Dataset rows describing interfaces:
* * * * *

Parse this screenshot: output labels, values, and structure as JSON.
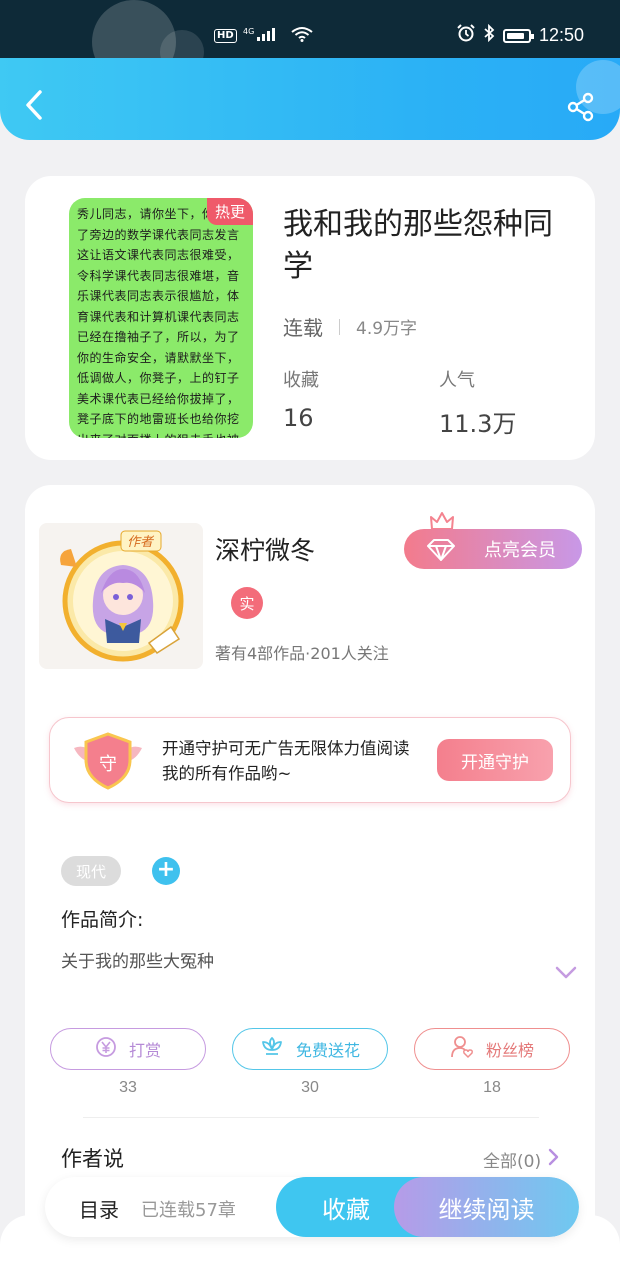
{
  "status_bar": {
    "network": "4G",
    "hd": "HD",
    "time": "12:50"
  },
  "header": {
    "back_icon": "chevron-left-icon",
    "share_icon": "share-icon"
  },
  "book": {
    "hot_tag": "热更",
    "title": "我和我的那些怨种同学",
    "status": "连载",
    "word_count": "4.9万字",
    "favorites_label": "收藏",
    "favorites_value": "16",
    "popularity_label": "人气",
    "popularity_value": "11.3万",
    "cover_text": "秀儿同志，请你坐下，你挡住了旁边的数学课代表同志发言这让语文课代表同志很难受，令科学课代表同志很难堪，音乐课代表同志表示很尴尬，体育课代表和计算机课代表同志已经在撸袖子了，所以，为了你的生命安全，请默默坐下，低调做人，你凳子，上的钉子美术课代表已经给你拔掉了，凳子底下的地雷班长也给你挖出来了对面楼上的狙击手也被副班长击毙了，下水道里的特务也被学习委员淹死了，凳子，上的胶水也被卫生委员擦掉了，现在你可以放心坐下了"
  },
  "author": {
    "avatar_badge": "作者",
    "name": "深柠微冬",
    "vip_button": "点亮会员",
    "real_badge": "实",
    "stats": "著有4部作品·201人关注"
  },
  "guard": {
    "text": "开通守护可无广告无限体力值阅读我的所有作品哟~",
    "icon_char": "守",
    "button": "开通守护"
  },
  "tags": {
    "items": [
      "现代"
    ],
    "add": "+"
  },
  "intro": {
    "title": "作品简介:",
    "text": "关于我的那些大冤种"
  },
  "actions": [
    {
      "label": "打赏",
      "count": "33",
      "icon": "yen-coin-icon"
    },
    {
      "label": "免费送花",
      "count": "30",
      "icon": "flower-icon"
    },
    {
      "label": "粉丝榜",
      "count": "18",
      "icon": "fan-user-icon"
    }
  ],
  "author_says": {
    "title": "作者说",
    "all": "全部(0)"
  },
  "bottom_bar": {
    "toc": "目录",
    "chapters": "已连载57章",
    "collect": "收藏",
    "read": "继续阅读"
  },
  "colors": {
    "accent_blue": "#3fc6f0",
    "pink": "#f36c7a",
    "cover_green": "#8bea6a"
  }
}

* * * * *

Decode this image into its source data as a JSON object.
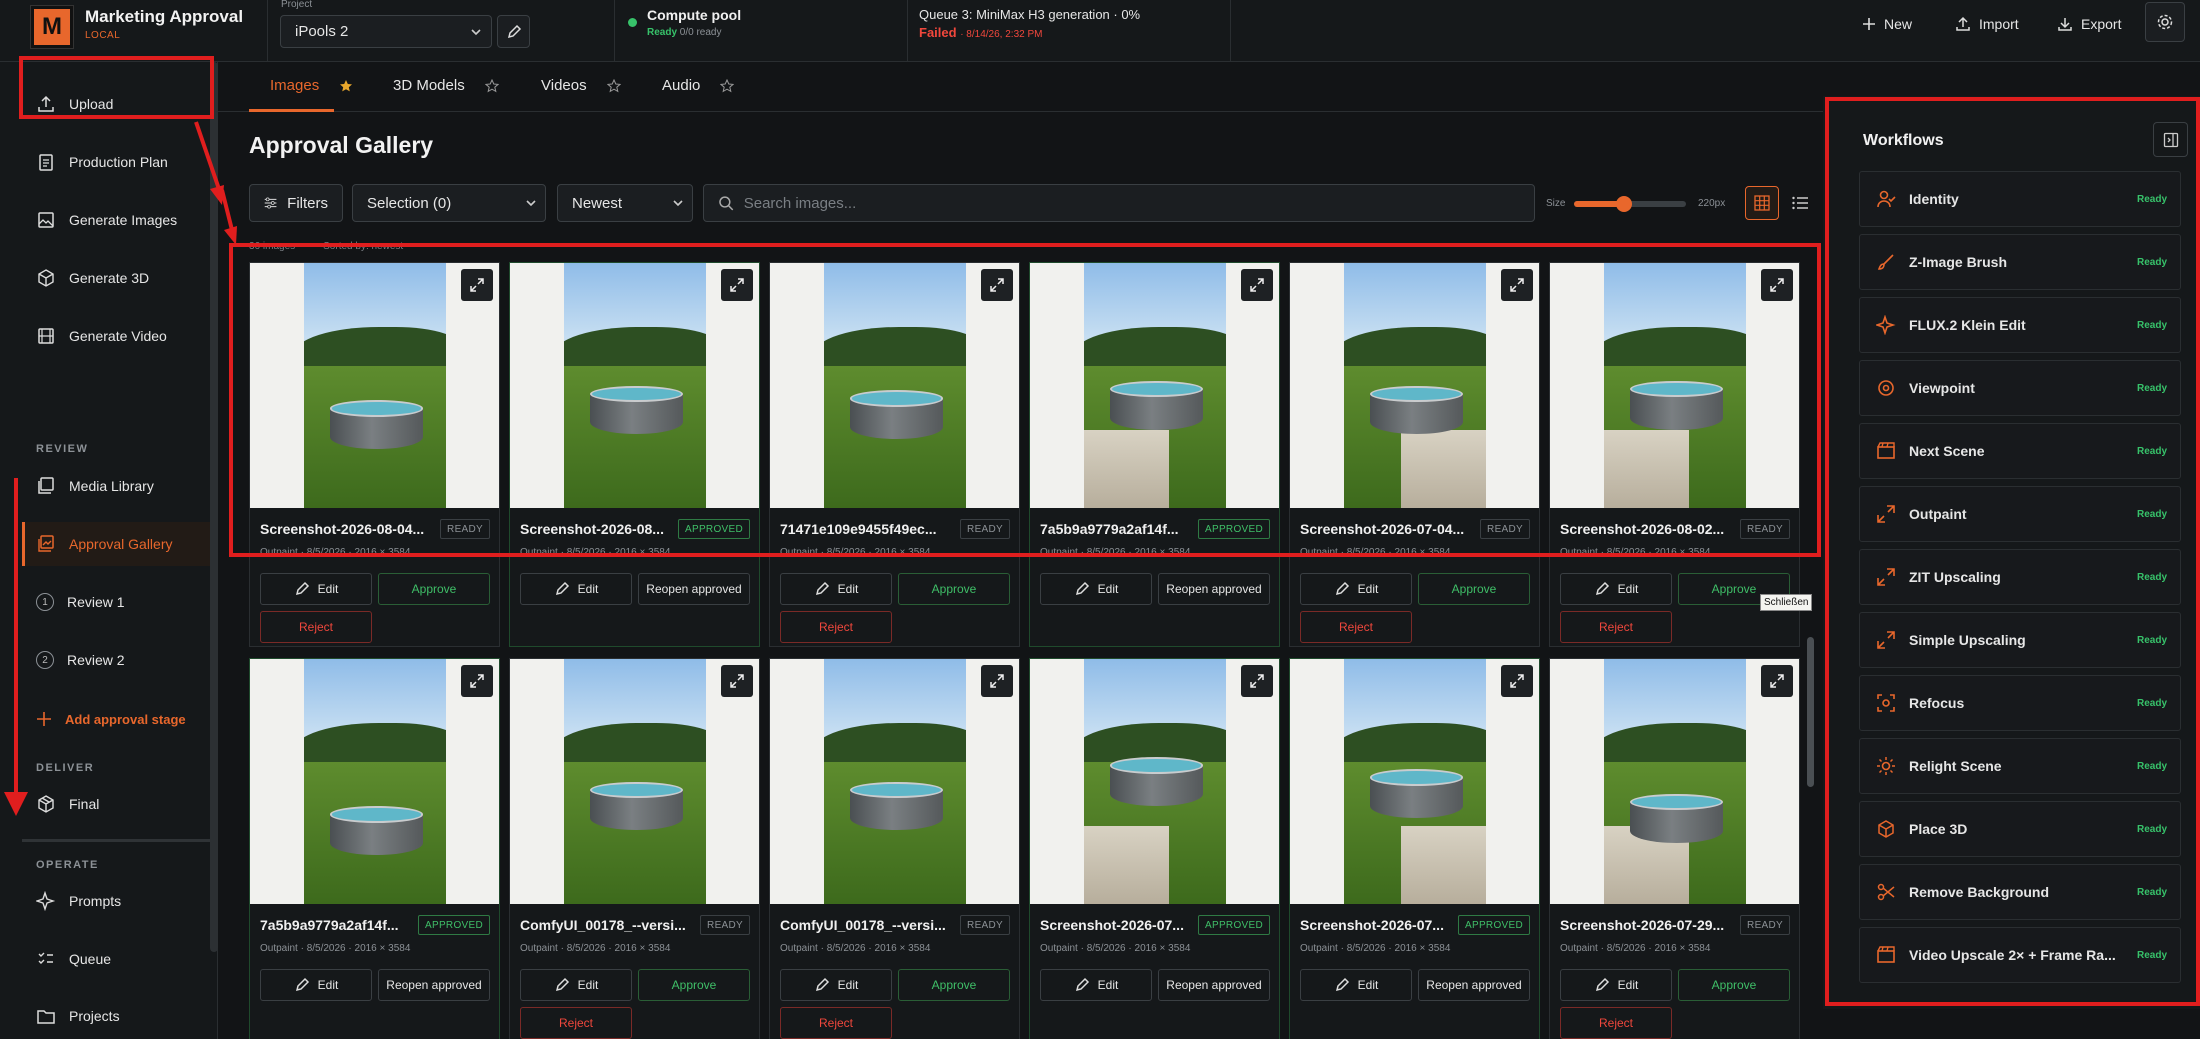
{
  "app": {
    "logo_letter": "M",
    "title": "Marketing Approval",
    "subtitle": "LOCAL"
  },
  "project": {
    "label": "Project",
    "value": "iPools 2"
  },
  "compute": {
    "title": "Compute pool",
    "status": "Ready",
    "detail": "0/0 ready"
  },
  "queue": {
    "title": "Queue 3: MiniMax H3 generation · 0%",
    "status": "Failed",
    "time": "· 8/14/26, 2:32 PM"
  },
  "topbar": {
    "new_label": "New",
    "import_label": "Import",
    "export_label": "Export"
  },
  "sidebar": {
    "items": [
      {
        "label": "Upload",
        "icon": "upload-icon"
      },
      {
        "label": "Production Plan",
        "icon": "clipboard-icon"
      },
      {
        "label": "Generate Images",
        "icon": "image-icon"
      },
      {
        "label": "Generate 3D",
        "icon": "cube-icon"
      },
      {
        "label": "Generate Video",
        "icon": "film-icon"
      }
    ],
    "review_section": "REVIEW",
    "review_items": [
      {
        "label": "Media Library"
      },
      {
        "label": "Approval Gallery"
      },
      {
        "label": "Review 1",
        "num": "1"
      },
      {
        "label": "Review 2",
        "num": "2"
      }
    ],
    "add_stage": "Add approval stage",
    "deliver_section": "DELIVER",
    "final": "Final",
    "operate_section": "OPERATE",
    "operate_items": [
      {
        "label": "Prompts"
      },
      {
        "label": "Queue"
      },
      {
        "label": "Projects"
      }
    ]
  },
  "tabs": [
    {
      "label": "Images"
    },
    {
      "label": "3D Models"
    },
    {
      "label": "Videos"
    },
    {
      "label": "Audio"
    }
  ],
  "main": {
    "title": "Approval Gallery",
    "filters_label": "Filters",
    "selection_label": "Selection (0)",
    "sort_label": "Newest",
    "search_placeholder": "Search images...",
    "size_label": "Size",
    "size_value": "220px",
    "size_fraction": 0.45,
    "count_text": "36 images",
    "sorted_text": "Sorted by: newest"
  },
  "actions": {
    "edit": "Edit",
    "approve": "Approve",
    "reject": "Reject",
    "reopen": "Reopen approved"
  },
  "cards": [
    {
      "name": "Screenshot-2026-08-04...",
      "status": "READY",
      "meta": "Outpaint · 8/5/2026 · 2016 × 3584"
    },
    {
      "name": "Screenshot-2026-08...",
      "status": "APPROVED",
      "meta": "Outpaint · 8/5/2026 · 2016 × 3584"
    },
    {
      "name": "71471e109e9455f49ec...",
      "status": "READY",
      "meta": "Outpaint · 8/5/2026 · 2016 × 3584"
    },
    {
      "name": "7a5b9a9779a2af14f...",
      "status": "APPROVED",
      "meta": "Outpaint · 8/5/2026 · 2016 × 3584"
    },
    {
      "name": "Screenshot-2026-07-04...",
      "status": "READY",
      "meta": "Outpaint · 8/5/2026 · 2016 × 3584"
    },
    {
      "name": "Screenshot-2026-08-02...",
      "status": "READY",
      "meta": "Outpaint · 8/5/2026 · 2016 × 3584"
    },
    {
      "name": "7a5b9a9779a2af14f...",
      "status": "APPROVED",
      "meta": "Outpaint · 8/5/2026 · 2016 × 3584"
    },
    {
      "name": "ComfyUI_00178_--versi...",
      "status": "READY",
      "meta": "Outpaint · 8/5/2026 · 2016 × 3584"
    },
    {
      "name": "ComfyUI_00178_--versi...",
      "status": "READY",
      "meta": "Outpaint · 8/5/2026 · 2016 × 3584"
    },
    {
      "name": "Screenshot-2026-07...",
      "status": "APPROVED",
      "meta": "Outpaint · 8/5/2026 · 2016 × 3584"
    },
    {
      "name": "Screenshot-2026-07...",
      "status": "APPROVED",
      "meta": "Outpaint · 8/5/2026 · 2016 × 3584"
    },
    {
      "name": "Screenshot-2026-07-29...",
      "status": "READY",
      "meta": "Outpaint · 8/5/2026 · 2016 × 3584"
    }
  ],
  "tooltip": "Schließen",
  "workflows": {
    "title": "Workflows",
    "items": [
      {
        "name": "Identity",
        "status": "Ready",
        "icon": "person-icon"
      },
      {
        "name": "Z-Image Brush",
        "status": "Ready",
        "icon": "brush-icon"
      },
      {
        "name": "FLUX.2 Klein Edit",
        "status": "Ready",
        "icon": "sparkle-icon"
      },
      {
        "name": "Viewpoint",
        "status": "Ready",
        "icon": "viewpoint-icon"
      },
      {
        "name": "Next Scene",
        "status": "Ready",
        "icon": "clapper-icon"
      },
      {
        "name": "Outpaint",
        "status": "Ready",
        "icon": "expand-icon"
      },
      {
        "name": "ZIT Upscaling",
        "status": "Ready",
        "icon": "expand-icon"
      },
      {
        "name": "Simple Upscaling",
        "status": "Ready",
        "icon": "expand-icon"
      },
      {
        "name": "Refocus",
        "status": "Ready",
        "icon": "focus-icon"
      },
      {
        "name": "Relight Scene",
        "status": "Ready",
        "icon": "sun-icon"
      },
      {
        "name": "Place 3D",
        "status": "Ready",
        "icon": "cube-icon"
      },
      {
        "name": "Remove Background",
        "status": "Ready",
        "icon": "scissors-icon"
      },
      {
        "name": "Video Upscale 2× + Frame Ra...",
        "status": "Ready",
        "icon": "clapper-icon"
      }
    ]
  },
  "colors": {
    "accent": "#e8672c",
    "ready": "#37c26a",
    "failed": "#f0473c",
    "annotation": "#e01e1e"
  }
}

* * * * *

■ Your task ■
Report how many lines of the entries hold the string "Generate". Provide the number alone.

■ Task solution ■
3